From the records below, copy each line that has the word "icon" in it.

══ SOURCE RECORDS

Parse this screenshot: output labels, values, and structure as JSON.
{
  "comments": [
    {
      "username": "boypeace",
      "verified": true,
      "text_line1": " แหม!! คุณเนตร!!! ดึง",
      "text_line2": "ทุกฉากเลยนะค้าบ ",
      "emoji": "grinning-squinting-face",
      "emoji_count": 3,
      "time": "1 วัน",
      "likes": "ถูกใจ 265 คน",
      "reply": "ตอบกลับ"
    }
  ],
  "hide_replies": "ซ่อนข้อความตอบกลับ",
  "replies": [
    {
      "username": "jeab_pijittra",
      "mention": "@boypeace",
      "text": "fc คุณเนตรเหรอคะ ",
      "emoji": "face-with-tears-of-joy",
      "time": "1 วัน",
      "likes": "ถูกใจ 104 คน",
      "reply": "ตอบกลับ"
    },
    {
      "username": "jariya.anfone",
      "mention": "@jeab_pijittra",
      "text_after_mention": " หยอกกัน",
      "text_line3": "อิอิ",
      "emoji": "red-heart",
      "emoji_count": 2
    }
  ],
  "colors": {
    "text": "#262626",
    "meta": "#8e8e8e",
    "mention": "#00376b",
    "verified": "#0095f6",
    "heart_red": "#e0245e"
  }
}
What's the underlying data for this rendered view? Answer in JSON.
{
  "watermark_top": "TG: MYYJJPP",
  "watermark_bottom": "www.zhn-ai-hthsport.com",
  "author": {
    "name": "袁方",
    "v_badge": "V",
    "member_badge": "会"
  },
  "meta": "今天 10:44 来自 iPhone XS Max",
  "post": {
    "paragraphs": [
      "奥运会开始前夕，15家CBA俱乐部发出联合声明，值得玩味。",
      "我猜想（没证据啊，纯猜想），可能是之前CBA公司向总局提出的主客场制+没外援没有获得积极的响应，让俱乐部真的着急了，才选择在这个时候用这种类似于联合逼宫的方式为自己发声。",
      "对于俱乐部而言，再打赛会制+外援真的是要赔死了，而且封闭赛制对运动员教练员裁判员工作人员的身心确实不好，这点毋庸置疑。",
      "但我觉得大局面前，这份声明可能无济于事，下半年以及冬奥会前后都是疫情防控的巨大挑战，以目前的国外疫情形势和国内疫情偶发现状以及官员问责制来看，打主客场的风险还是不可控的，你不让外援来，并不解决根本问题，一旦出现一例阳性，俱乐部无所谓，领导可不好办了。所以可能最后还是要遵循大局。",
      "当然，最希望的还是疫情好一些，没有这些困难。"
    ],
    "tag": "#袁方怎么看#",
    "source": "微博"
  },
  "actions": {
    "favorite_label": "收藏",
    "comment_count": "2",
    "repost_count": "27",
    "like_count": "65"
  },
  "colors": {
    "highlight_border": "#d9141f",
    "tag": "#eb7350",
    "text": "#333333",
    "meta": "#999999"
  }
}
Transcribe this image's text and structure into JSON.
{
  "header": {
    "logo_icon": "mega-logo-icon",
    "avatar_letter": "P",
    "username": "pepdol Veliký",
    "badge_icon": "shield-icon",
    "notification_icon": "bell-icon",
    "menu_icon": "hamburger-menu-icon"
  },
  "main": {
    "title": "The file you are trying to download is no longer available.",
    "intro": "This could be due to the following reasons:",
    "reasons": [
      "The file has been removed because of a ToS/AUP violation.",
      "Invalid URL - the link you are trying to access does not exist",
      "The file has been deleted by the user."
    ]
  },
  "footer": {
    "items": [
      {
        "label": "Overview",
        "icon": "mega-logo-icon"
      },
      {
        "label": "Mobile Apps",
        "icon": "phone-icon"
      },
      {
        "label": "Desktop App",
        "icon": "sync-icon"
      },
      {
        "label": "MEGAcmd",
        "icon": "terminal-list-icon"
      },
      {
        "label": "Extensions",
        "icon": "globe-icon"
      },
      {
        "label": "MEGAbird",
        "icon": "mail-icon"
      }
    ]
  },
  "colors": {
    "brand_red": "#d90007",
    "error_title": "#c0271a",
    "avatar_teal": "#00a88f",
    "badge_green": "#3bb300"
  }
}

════

=== EXPECTED ANSWER ===
    "logo_icon": "mega-logo-icon",
    "badge_icon": "shield-icon",
    "notification_icon": "bell-icon",
    "menu_icon": "hamburger-menu-icon"
        "icon": "mega-logo-icon"
        "icon": "phone-icon"
        "icon": "sync-icon"
        "icon": "terminal-list-icon"
        "icon": "globe-icon"
        "icon": "mail-icon"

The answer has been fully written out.